.INTERNAL ECONOMIES Dimensional economies • A mere change in the size of capital can lead to a change in output which is proportionately more than the cost of enlarged input.g. e. Doubling the diameter of a pipeline more than doubles the water flow without doubling the cost. doubling the dimensions of a ship more than doubles its capacity without doubling costs 27 .
a process can be broken into sub processes .In large scale production. • Managerial economies • Commercial economies-bulk purchases 28 .specialised labour and specialised machines lead to increase in productivity and decrease in average cost of production.INTERNAL ECONOMIES • Specialisation.
• Risk bearing economies: • Diversification of output. markets and sources of supply 29 .INTERNAL ECONOMIES • Financial economies -Lower rate of interest. liberal terms and conditions because of reputation individual investors also like to invest money.
storage and standing costs in case of stoppage of work or lack of demand 30 .INTERNAL DISECONOMIES Internal Diseconomies • Effective supervision no longer possible • Unwieldy administration and ego clashes • Industrial unrest • Problems of re-conversion.
31 .External Economies of Scale External Economies of Scale Arise out of sharing and cooperation received from other firms in a given industry.
External Economies of Scale Economies of concentration • Supply of skilled labour in a region • Common services • Specialised institutions like training schools and research centres (Indian School of mines in Dhanbad). • Reputation of a region 32 .
External Economies of Scale Economies of Information • Trade associations. seminars • Economies of disintegration • An ancillary firm may specialise in the production of only one part • Waste and byproducts of all firms in the industry may be dealt with by a specialised firm. 33 . journals.
after a point economies turn into diseconomies • Excessive concentration leads to bottlenecks and diseconomies • Most firms experience these phases but some continue to defy these laws due to innovations and technological progress.External Diseconomies of Scale • As firms expand along with expansion of the industry. 34 .
thereby lowering the cost of each service • Using bye products to make something instead of throwing it away. • Management should be alert to such possibilities. 35 .Economies of Scope • Lowering of costs that a firm experiences when it produces more than one product together rather than each alone • A smaller airline can profitably extend into cargo services.
as managers and workers become more efficient as they gain production experience. but only 700 hours to assemble the 200th . 36 . • Learning Curve shows the decline in the average input cost of production with the rising cumulative total output over time.Learning Curve • As a firm gains experience in the production of a commodity or service. • Eg. AC often declines. 1000 hours to assemble 100th aircraft.

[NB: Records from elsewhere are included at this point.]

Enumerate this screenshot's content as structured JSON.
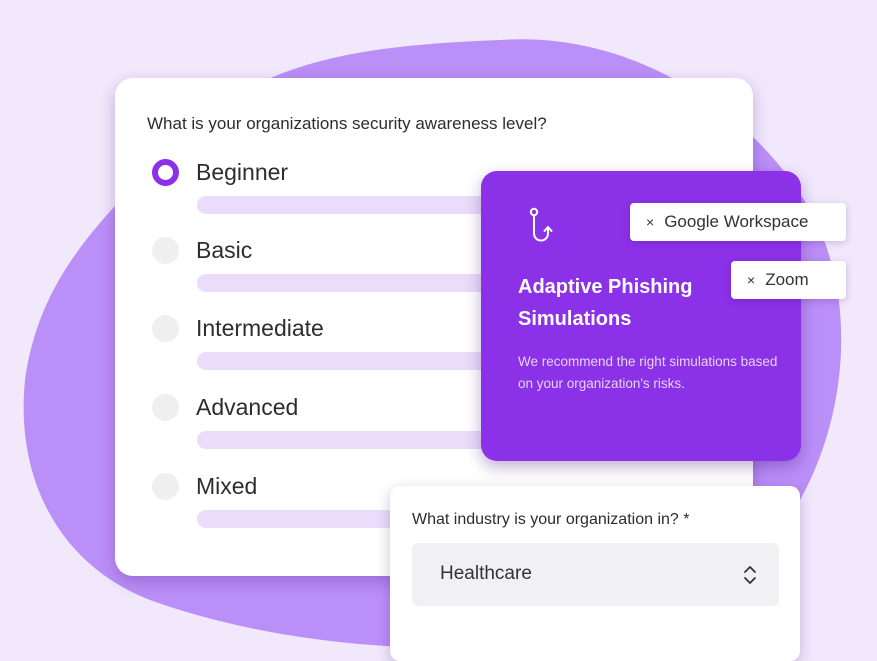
{
  "survey": {
    "question": "What is your organizations security awareness level?",
    "selected": "Beginner",
    "options": [
      {
        "label": "Beginner",
        "selected": true
      },
      {
        "label": "Basic",
        "selected": false
      },
      {
        "label": "Intermediate",
        "selected": false
      },
      {
        "label": "Advanced",
        "selected": false
      },
      {
        "label": "Mixed",
        "selected": false
      }
    ]
  },
  "promo": {
    "icon": "hook-icon",
    "title": "Adaptive Phishing Simulations",
    "description": "We recommend the right simulations based on your organization's risks."
  },
  "tags": [
    {
      "label": "Google Workspace",
      "remove": "×"
    },
    {
      "label": "Zoom",
      "remove": "×"
    }
  ],
  "industry": {
    "question": "What industry is your organization in? *",
    "value": "Healthcare",
    "icon": "chevron-up-down-icon"
  },
  "colors": {
    "accent": "#8b31e8",
    "blob": "#bb8ff8",
    "background": "#f1e8fc",
    "option_bar": "#ebdcfb"
  }
}
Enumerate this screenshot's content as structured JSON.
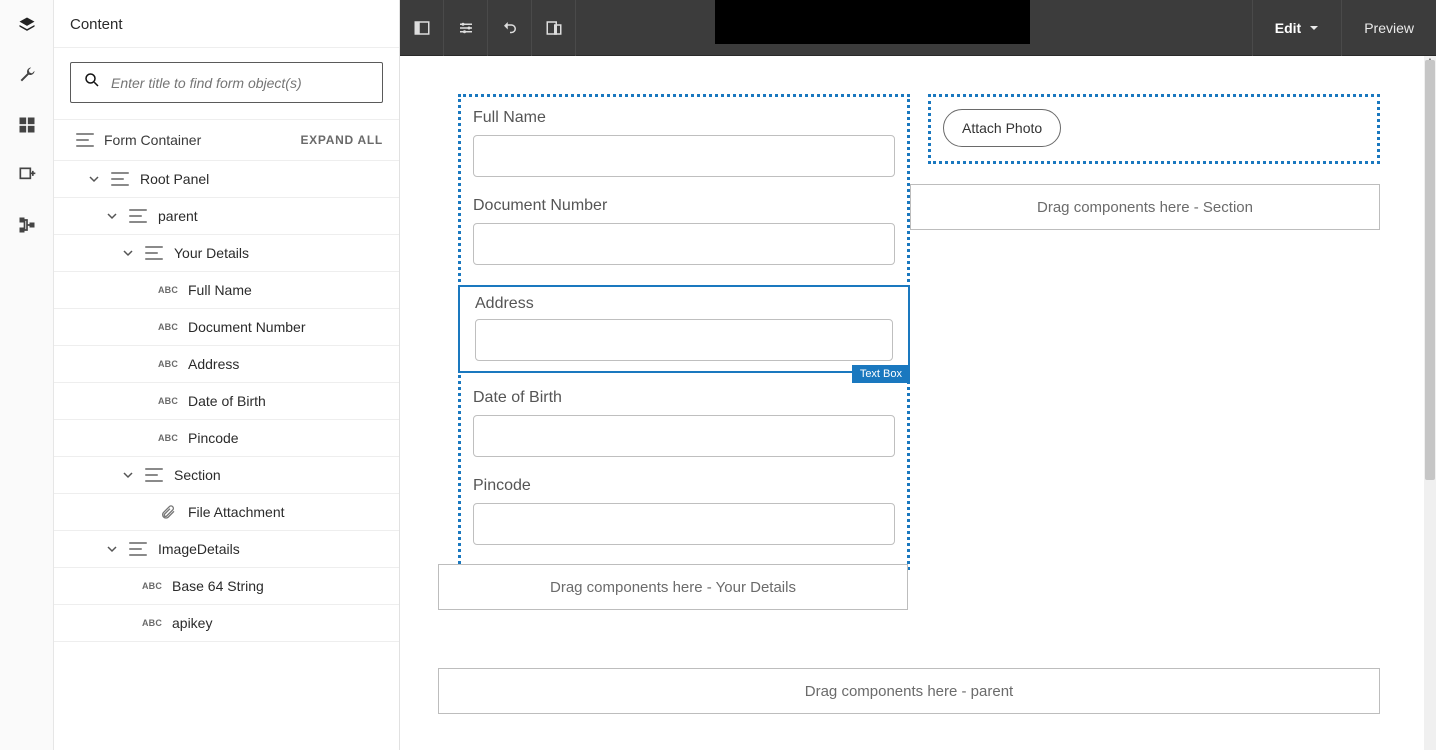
{
  "panel": {
    "title": "Content",
    "search_placeholder": "Enter title to find form object(s)",
    "root_label": "Form Container",
    "expand_all": "EXPAND ALL"
  },
  "tree": {
    "root_panel": "Root Panel",
    "parent": "parent",
    "your_details": "Your Details",
    "full_name": "Full Name",
    "document_number": "Document Number",
    "address": "Address",
    "dob": "Date of Birth",
    "pincode": "Pincode",
    "section": "Section",
    "file_attachment": "File Attachment",
    "image_details": "ImageDetails",
    "base64": "Base 64 String",
    "apikey": "apikey"
  },
  "toolbar": {
    "edit": "Edit",
    "preview": "Preview"
  },
  "form": {
    "fields": {
      "full_name": "Full Name",
      "document_number": "Document Number",
      "address": "Address",
      "dob": "Date of Birth",
      "pincode": "Pincode"
    },
    "selected_tag": "Text Box",
    "attach_photo": "Attach Photo",
    "drop_your_details": "Drag components here - Your Details",
    "drop_section": "Drag components here - Section",
    "drop_parent": "Drag components here - parent"
  }
}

For practical decision making purposes. It is defined for a given state of engineering and technical knowledge. • .Production Function • The production function specifies the maximum output that can be produced with a given quantity of inputs. it is necessary to obtain production and Cost Function.
Production Function The Production Function Total Product Marginal Product Average Product .
and then reaching the maximum point at the maximum Capacity of Machine. • . in physical units such as total number of shoes produced by a machine.Production Function Total Production:• The total amount of output produced. It start from Zero for Zero Labor and then increases as additional units of labor are applied.
Production Function Marginal Product :• The Marginal product of an input is the extra output produced by each additional unit of that input while other inputs are held constant. .
.Production Function Average Product :• The average product is equal to the total number of output (product) divided by total number of input (labor).